By Martino Diez
Professor Naim, what is your assessment of Sakineh’s case?
Officially, the authorities maintain this is a straightforward murder case. Although I have not followed the matter in detail, I think that the ambiguity of the versions produced throughout the years is suspicious and betrays the presence of political manipulation. This poor woman has ended up at the centre of a struggle between different underground factions. There are many cases similar to this. (Photo: Sakineh Mohammadi Ashtiani in an undated photo handout from Amnesty International)
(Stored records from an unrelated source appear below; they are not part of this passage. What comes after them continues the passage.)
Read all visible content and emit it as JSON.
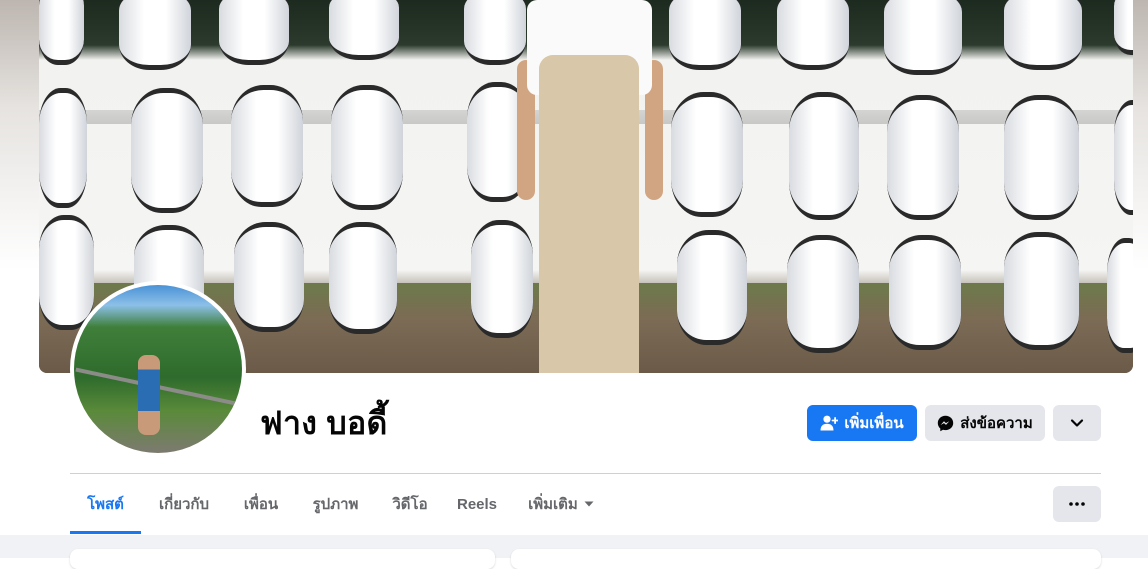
{
  "profile": {
    "name": "ฟาง บอดี้"
  },
  "actions": {
    "add_friend_label": "เพิ่มเพื่อน",
    "message_label": "ส่งข้อความ"
  },
  "tabs": [
    {
      "label": "โพสต์",
      "active": true
    },
    {
      "label": "เกี่ยวกับ",
      "active": false
    },
    {
      "label": "เพื่อน",
      "active": false
    },
    {
      "label": "รูปภาพ",
      "active": false
    },
    {
      "label": "วิดีโอ",
      "active": false
    },
    {
      "label": "Reels",
      "active": false
    },
    {
      "label": "เพิ่มเติม",
      "active": false
    }
  ],
  "icons": {
    "add_friend": "add-friend-icon",
    "messenger": "messenger-icon",
    "chevron": "chevron-down-icon",
    "more": "more-dots-icon",
    "caret": "caret-down-icon"
  },
  "colors": {
    "accent": "#1877f2",
    "button_gray": "#e4e6eb",
    "tab_text": "#65676b"
  }
}
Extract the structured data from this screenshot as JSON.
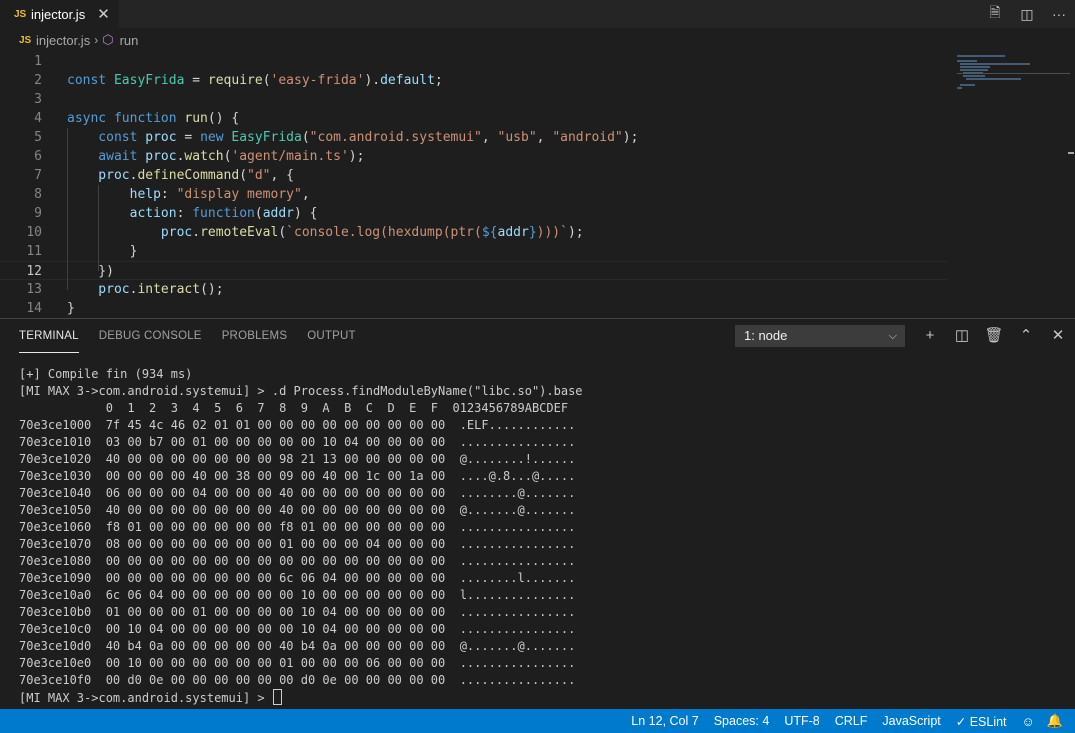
{
  "tab": {
    "badge": "JS",
    "title": "injector.js",
    "close": "✕"
  },
  "top_actions": {
    "open_preview": "🗎",
    "split_editor": "◫",
    "more": "···"
  },
  "breadcrumb": {
    "badge": "JS",
    "file": "injector.js",
    "sep": "›",
    "symbol_icon": "⬡",
    "symbol": "run"
  },
  "editor": {
    "line_numbers": [
      "1",
      "2",
      "3",
      "4",
      "5",
      "6",
      "7",
      "8",
      "9",
      "10",
      "11",
      "12",
      "13",
      "14"
    ],
    "lines": [
      [],
      [
        [
          "kw",
          "const "
        ],
        [
          "cls",
          "EasyFrida"
        ],
        [
          "pl",
          " = "
        ],
        [
          "fn",
          "require"
        ],
        [
          "pl",
          "("
        ],
        [
          "str",
          "'easy-frida'"
        ],
        [
          "pl",
          ")."
        ],
        [
          "var",
          "default"
        ],
        [
          "pl",
          ";"
        ]
      ],
      [],
      [
        [
          "kw",
          "async function "
        ],
        [
          "fn",
          "run"
        ],
        [
          "pl",
          "() {"
        ]
      ],
      [
        [
          "kw",
          "    const "
        ],
        [
          "var",
          "proc"
        ],
        [
          "pl",
          " = "
        ],
        [
          "kw",
          "new "
        ],
        [
          "cls",
          "EasyFrida"
        ],
        [
          "pl",
          "("
        ],
        [
          "str",
          "\"com.android.systemui\""
        ],
        [
          "pl",
          ", "
        ],
        [
          "str",
          "\"usb\""
        ],
        [
          "pl",
          ", "
        ],
        [
          "str",
          "\"android\""
        ],
        [
          "pl",
          ");"
        ]
      ],
      [
        [
          "kw",
          "    await "
        ],
        [
          "var",
          "proc"
        ],
        [
          "pl",
          "."
        ],
        [
          "fn",
          "watch"
        ],
        [
          "pl",
          "("
        ],
        [
          "str",
          "'agent/main.ts'"
        ],
        [
          "pl",
          ");"
        ]
      ],
      [
        [
          "var",
          "    proc"
        ],
        [
          "pl",
          "."
        ],
        [
          "fn",
          "defineCommand"
        ],
        [
          "pl",
          "("
        ],
        [
          "str",
          "\"d\""
        ],
        [
          "pl",
          ", {"
        ]
      ],
      [
        [
          "var",
          "        help"
        ],
        [
          "pl",
          ": "
        ],
        [
          "str",
          "\"display memory\""
        ],
        [
          "pl",
          ","
        ]
      ],
      [
        [
          "var",
          "        action"
        ],
        [
          "pl",
          ": "
        ],
        [
          "kw",
          "function"
        ],
        [
          "pl",
          "("
        ],
        [
          "var",
          "addr"
        ],
        [
          "pl",
          ") {"
        ]
      ],
      [
        [
          "var",
          "            proc"
        ],
        [
          "pl",
          "."
        ],
        [
          "fn",
          "remoteEval"
        ],
        [
          "pl",
          "("
        ],
        [
          "str",
          "`console.log(hexdump(ptr("
        ],
        [
          "kw",
          "${"
        ],
        [
          "var",
          "addr"
        ],
        [
          "kw",
          "}"
        ],
        [
          "str",
          ")))`"
        ],
        [
          "pl",
          ");"
        ]
      ],
      [
        [
          "pl",
          "        }"
        ]
      ],
      [
        [
          "pl",
          "    })"
        ]
      ],
      [
        [
          "var",
          "    proc"
        ],
        [
          "pl",
          "."
        ],
        [
          "fn",
          "interact"
        ],
        [
          "pl",
          "();"
        ]
      ],
      [
        [
          "pl",
          "}"
        ]
      ]
    ]
  },
  "panel": {
    "tabs": [
      "TERMINAL",
      "DEBUG CONSOLE",
      "PROBLEMS",
      "OUTPUT"
    ],
    "terminal_select": "1: node",
    "actions": {
      "new": "+",
      "split": "◫",
      "kill": "🗑",
      "maximize": "⌃",
      "close": "✕"
    }
  },
  "terminal": {
    "lines": [
      "[+] Compile fin (934 ms)",
      "[MI MAX 3->com.android.systemui] > .d Process.findModuleByName(\"libc.so\").base",
      "            0  1  2  3  4  5  6  7  8  9  A  B  C  D  E  F  0123456789ABCDEF",
      "70e3ce1000  7f 45 4c 46 02 01 01 00 00 00 00 00 00 00 00 00  .ELF............",
      "70e3ce1010  03 00 b7 00 01 00 00 00 00 00 10 04 00 00 00 00  ................",
      "70e3ce1020  40 00 00 00 00 00 00 00 98 21 13 00 00 00 00 00  @........!......",
      "70e3ce1030  00 00 00 00 40 00 38 00 09 00 40 00 1c 00 1a 00  ....@.8...@.....",
      "70e3ce1040  06 00 00 00 04 00 00 00 40 00 00 00 00 00 00 00  ........@.......",
      "70e3ce1050  40 00 00 00 00 00 00 00 40 00 00 00 00 00 00 00  @.......@.......",
      "70e3ce1060  f8 01 00 00 00 00 00 00 f8 01 00 00 00 00 00 00  ................",
      "70e3ce1070  08 00 00 00 00 00 00 00 01 00 00 00 04 00 00 00  ................",
      "70e3ce1080  00 00 00 00 00 00 00 00 00 00 00 00 00 00 00 00  ................",
      "70e3ce1090  00 00 00 00 00 00 00 00 6c 06 04 00 00 00 00 00  ........l.......",
      "70e3ce10a0  6c 06 04 00 00 00 00 00 00 10 00 00 00 00 00 00  l...............",
      "70e3ce10b0  01 00 00 00 01 00 00 00 00 10 04 00 00 00 00 00  ................",
      "70e3ce10c0  00 10 04 00 00 00 00 00 00 10 04 00 00 00 00 00  ................",
      "70e3ce10d0  40 b4 0a 00 00 00 00 00 40 b4 0a 00 00 00 00 00  @.......@.......",
      "70e3ce10e0  00 10 00 00 00 00 00 00 01 00 00 00 06 00 00 00  ................",
      "70e3ce10f0  00 d0 0e 00 00 00 00 00 00 d0 0e 00 00 00 00 00  ................"
    ],
    "prompt": "[MI MAX 3->com.android.systemui] > "
  },
  "status": {
    "position": "Ln 12, Col 7",
    "indent": "Spaces: 4",
    "encoding": "UTF-8",
    "eol": "CRLF",
    "language": "JavaScript",
    "eslint": "✓ ESLint",
    "feedback_icon": "☺",
    "bell_icon": "🔔"
  }
}
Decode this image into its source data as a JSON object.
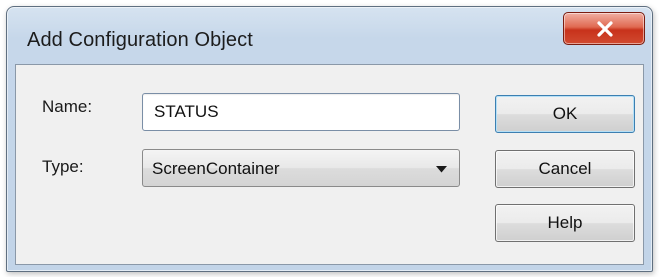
{
  "dialog": {
    "title": "Add Configuration Object",
    "close_icon": "close-x-icon"
  },
  "form": {
    "name_label": "Name:",
    "name_value": "STATUS",
    "type_label": "Type:",
    "type_value": "ScreenContainer",
    "dropdown_icon": "chevron-down-icon"
  },
  "buttons": {
    "ok_label": "OK",
    "cancel_label": "Cancel",
    "help_label": "Help"
  },
  "colors": {
    "close_button": "#c8321b",
    "frame": "#c2d4e8",
    "client": "#f0f0f0"
  }
}
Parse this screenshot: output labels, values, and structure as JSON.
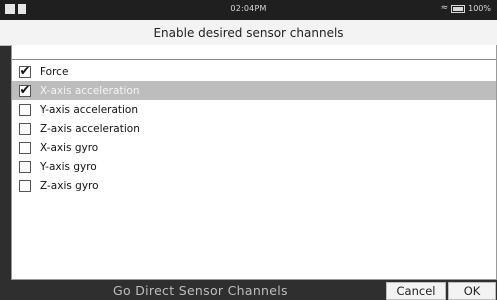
{
  "status_bar": {
    "time": "02:04PM",
    "battery": "100%"
  },
  "header": {
    "title": "Enable desired sensor channels"
  },
  "channels": [
    {
      "label": "Force",
      "checked": true,
      "selected": false
    },
    {
      "label": "X-axis acceleration",
      "checked": true,
      "selected": true
    },
    {
      "label": "Y-axis acceleration",
      "checked": false,
      "selected": false
    },
    {
      "label": "Z-axis acceleration",
      "checked": false,
      "selected": false
    },
    {
      "label": "X-axis gyro",
      "checked": false,
      "selected": false
    },
    {
      "label": "Y-axis gyro",
      "checked": false,
      "selected": false
    },
    {
      "label": "Z-axis gyro",
      "checked": false,
      "selected": false
    }
  ],
  "bottom_bar": {
    "title": "Go Direct Sensor Channels",
    "cancel_label": "Cancel",
    "ok_label": "OK"
  }
}
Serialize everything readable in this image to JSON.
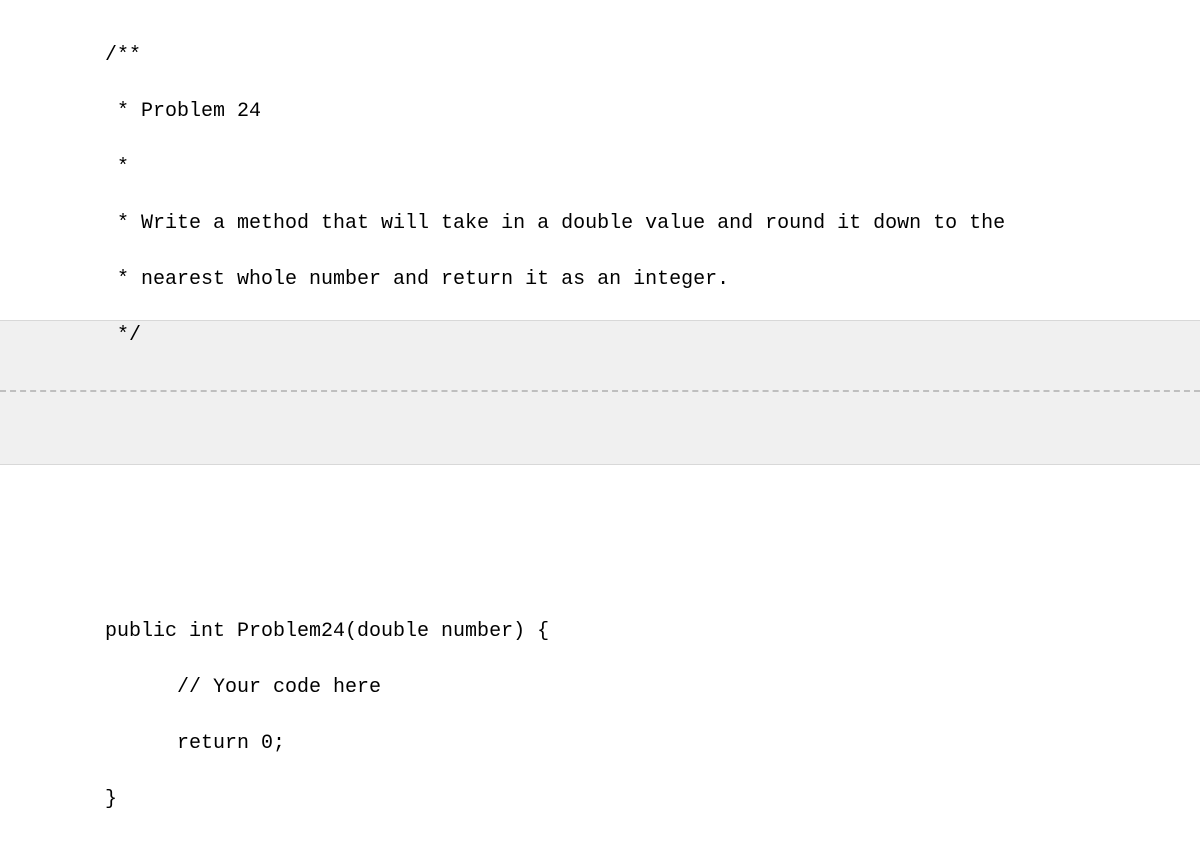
{
  "comment": {
    "l1": "/**",
    "l2": " * Problem 24",
    "l3": " *",
    "l4": " * Write a method that will take in a double value and round it down to the",
    "l5": " * nearest whole number and return it as an integer.",
    "l6": " */"
  },
  "code": {
    "l1": "public int Problem24(double number) {",
    "l2": "      // Your code here",
    "l3": "      return 0;",
    "l4": "}"
  }
}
About this charge, and especially the (momentarily suspended) sentence, the authorities have invoked Islamic legitimation. Sakineh’s case would be included in the hudùd category, which comprises crimes explicitly defined as such in the Koran itself: murder, adultery, theft, slander and alcohol consumption.
The whole hudùd question is contradictory. To start with, the Koran does not mention stoning for adultery. Besides, traditional norms are very exacting in terms of evidence collecting: they talk about four witnesses who must tell in detail and without contradictions the taking place of the sexual act. The tradition tells of a man who came to accuse himself before the Prophet, and the Prophet thrice over turned his ear to the other side in order not to listen to him. Only the fourth time did he decide to believe the confession that, according to traditional law, must be maintained by the condemned person throughout the execution. In Sakineh’s case, instead, we see an over-eagerness for punishment. Behind this there is a political game.
Even with the important limitations you have mentioned, the hudùd discipline remains problematic.
I certainly am of the opinion that today it is not possible to execute hudùd punishments by law. The punishments are so severe that they require absolute certainty. First of all, the Koran does not give any definition of theft or adultery. Besides, the various law schools have taken different positions about what constitutes evidence, with the result that the same fact can lead to death by stoning in Northern Nigeria and absolution in Sudan — possibly with the accusers being condemned for slander, with relative corporal punishment. But how is it possible for the same event to be dealt with in such different ways? Who is right? I think that the authentically pious position should acknowledge that there is too much disagreement and possibility of error for such punishments to be applied.